Three of Asia's more radical auteurs combine their talents on Three... Extremes.
From the studio that is profitting on the success of Saw II, those fans who don't mind subtitles may be drawn to a trio of diverse, if often wicked horror films.
The first, which actually is available in feature length, is arguably the most explicit.
The lensing of Christopher Doyle (Hero) gives zest to "Dumplings" which centers on Auntie Mei, a very persuasive Bai Ling (Sky Captain and the World of Tomorrow). She has secret ingredients in a recipe for women looking to be eternally youthful.
The entertaining, but rather disgusting "Dumplings" also has a couple of lurid sequences involving a pregnant schoolgirl.
South Korean filmmaker Park Chanwook provides plenty of violence in "Cut" where a successful director is held hostage by a stranger.
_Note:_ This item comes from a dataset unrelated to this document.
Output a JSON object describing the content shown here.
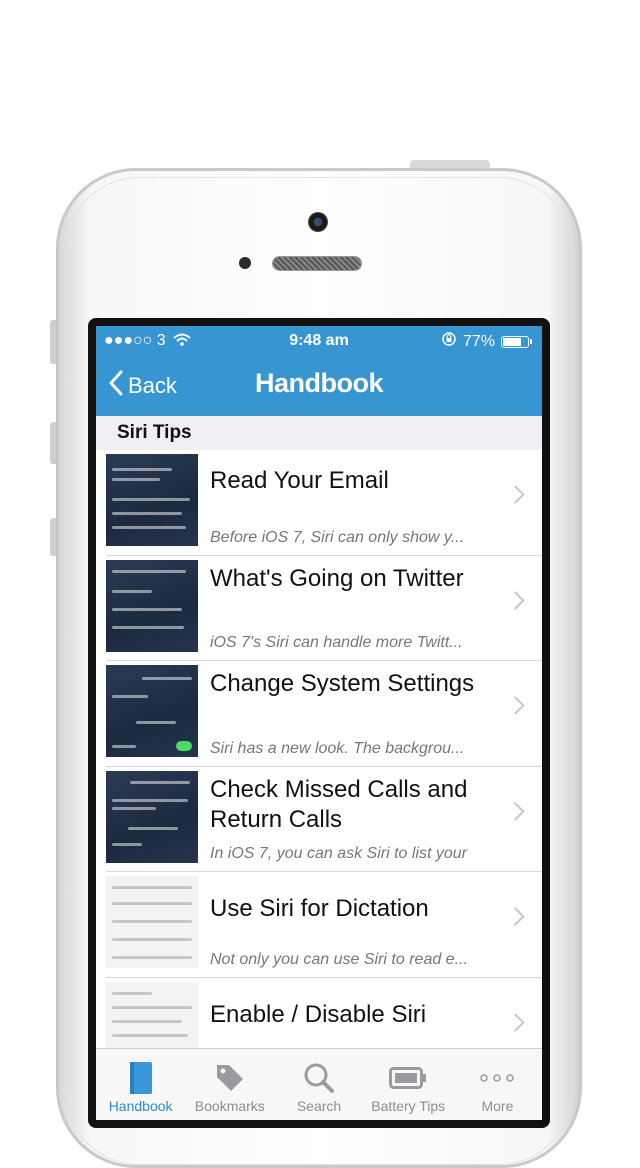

Park's "Oldboy" had some of the same type of vengeance-inspired mood as this episode has.
The last short subject of this anthology is "Box" from wild Japanese director Takashi Miike. "Box" is more low-key than much of his oeuvre, elegantly crafted, and rather subliminal. It centers on a successful novelist haunted by something from her family's past when she was 10-years-old.
If Three... Extremes doesn't exceed the sum of its intense, macabre parts, it's a slick, if unnerving creep show influenced by the likes of Stephen King and Edgar Allan Poe.